# [RECORDS SUPPLIED]
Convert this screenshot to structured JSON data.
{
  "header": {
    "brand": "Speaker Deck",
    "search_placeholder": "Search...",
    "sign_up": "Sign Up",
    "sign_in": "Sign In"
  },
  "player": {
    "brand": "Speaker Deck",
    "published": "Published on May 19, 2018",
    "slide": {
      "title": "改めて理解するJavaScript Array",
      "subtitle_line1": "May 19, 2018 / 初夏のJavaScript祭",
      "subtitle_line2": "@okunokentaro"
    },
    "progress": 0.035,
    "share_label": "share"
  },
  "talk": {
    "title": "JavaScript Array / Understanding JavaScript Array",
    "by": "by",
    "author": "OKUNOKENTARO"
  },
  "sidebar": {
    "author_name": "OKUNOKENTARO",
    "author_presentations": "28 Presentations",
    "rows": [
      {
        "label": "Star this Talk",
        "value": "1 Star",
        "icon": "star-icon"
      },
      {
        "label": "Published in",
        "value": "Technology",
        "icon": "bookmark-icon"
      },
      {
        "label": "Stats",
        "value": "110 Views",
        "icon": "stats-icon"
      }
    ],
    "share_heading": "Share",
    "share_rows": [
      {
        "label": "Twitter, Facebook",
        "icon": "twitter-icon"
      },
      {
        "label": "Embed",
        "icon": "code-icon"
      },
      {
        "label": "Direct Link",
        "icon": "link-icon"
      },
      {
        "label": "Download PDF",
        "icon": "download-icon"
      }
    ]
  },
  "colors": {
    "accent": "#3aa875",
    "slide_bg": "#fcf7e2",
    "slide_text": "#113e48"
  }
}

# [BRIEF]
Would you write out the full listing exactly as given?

# [TASK ANSWER]
Convert this screenshot to structured JSON data.
{
  "header": {
    "brand": "Speaker Deck",
    "search_placeholder": "Search...",
    "sign_up": "Sign Up",
    "sign_in": "Sign In"
  },
  "player": {
    "brand": "Speaker Deck",
    "published": "Published on May 19, 2018",
    "slide": {
      "title": "改めて理解するJavaScript Array",
      "subtitle_line1": "May 19, 2018 / 初夏のJavaScript祭",
      "subtitle_line2": "@okunokentaro"
    },
    "progress": 0.035,
    "share_label": "share"
  },
  "talk": {
    "title": "JavaScript Array / Understanding JavaScript Array",
    "by": "by",
    "author": "OKUNOKENTARO"
  },
  "sidebar": {
    "author_name": "OKUNOKENTARO",
    "author_presentations": "28 Presentations",
    "rows": [
      {
        "label": "Star this Talk",
        "value": "1 Star",
        "icon": "star-icon"
      },
      {
        "label": "Published in",
        "value": "Technology",
        "icon": "bookmark-icon"
      },
      {
        "label": "Stats",
        "value": "110 Views",
        "icon": "stats-icon"
      }
    ],
    "share_heading": "Share",
    "share_rows": [
      {
        "label": "Twitter, Facebook",
        "icon": "twitter-icon"
      },
      {
        "label": "Embed",
        "icon": "code-icon"
      },
      {
        "label": "Direct Link",
        "icon": "link-icon"
      },
      {
        "label": "Download PDF",
        "icon": "download-icon"
      }
    ]
  },
  "colors": {
    "accent": "#3aa875",
    "slide_bg": "#fcf7e2",
    "slide_text": "#113e48"
  }
}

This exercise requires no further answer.